Given entries below:
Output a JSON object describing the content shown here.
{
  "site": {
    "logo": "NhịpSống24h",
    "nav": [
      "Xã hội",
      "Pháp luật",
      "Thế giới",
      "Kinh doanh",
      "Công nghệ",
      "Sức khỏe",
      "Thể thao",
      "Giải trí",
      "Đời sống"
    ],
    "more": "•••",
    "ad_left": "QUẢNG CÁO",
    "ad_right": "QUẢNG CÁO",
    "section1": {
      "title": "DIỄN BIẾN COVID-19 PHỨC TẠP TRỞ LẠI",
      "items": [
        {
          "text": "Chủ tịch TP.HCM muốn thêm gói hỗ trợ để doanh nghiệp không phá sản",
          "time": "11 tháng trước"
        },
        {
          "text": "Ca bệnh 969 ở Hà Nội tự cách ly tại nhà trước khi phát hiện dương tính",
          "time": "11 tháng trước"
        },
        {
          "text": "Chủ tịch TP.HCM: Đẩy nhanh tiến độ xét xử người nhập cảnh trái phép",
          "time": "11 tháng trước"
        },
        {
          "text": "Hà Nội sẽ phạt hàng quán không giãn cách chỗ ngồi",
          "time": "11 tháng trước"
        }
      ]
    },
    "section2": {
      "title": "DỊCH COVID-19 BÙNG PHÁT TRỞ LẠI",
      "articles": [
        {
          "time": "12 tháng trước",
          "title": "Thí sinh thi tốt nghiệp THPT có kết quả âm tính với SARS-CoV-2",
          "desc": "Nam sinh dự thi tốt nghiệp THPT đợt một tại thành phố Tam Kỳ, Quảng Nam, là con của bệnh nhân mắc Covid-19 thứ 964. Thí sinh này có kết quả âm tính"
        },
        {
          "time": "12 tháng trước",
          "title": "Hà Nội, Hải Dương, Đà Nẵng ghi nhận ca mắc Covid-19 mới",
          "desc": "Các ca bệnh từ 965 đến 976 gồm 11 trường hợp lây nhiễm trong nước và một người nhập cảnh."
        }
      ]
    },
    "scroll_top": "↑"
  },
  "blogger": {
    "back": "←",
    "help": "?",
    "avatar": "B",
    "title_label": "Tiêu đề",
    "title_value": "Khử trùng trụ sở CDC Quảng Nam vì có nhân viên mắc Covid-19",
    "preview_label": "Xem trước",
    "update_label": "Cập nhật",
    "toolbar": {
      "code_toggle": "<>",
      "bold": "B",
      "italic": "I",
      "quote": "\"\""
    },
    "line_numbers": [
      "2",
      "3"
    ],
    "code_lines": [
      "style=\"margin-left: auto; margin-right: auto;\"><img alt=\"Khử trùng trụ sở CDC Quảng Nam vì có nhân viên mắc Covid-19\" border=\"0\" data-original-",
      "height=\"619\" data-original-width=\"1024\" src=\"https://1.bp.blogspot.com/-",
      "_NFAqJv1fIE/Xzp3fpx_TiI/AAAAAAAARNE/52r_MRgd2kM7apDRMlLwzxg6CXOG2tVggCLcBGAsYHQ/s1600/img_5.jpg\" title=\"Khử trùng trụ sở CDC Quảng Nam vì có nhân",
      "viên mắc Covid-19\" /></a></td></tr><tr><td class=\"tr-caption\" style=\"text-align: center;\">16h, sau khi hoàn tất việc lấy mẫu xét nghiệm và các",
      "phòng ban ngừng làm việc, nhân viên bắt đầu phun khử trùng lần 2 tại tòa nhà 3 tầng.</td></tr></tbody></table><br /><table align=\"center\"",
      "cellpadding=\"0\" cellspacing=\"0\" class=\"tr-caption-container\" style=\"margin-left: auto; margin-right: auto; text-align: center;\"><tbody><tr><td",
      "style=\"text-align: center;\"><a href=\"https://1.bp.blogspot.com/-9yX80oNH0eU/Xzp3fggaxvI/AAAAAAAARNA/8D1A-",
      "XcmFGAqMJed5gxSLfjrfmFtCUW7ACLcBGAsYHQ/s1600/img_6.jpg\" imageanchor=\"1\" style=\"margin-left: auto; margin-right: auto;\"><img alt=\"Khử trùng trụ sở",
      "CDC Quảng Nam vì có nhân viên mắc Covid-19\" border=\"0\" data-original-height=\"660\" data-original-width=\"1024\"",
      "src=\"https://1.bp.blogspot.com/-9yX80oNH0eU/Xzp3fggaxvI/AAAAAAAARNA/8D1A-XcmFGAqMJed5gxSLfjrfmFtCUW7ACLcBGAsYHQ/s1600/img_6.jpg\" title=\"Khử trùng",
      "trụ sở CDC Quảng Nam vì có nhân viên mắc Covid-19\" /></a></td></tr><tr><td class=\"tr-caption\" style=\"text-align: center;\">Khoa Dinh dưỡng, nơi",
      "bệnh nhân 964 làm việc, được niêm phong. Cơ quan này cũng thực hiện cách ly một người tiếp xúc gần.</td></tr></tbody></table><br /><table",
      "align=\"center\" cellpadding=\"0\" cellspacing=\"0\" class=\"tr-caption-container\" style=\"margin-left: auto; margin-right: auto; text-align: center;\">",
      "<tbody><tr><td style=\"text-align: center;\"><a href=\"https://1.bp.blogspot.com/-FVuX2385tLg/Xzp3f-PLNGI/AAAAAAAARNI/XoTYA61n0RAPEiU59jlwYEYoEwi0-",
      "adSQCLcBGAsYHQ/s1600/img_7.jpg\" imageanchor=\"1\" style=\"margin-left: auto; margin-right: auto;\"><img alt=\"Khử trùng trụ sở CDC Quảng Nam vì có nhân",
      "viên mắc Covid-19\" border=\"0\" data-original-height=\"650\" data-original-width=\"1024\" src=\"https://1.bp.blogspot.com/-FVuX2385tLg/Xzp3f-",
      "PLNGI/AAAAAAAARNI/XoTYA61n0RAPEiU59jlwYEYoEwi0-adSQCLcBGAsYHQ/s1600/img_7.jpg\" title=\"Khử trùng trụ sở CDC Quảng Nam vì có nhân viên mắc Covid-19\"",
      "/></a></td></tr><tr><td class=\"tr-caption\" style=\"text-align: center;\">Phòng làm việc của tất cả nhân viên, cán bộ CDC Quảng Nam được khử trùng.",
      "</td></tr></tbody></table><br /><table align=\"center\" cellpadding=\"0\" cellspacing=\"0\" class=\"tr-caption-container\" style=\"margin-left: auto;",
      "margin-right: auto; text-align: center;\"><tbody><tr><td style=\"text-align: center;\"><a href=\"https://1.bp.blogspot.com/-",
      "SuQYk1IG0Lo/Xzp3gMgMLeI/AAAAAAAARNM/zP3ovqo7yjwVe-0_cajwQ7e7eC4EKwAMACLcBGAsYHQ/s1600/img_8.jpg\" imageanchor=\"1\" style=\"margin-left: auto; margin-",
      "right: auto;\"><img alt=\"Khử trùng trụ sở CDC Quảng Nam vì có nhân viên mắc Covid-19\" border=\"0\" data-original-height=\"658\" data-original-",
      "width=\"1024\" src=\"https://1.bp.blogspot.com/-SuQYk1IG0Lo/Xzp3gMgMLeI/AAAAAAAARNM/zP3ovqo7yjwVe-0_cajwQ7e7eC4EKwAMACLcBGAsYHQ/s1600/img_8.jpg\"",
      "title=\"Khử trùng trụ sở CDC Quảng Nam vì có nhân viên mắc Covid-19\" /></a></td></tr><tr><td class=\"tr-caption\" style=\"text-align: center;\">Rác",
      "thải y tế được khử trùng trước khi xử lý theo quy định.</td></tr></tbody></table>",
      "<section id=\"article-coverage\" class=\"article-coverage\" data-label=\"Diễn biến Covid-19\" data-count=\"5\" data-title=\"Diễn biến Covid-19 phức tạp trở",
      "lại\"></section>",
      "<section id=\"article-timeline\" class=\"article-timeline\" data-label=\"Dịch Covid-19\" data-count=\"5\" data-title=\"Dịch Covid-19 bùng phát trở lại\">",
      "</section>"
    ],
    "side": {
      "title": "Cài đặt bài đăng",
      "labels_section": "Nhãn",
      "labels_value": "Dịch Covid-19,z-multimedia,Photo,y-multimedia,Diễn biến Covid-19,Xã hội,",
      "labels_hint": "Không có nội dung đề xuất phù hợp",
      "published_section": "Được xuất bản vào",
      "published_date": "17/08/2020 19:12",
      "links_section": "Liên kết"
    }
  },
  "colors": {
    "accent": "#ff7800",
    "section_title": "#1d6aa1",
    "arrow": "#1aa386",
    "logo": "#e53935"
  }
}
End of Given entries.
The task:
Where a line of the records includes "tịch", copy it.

Result of the task:
          "text": "Chủ tịch TP.HCM muốn thêm gói hỗ trợ để doanh nghiệp không phá sản",
          "text": "Chủ tịch TP.HCM: Đẩy nhanh tiến độ xét xử người nhập cảnh trái phép",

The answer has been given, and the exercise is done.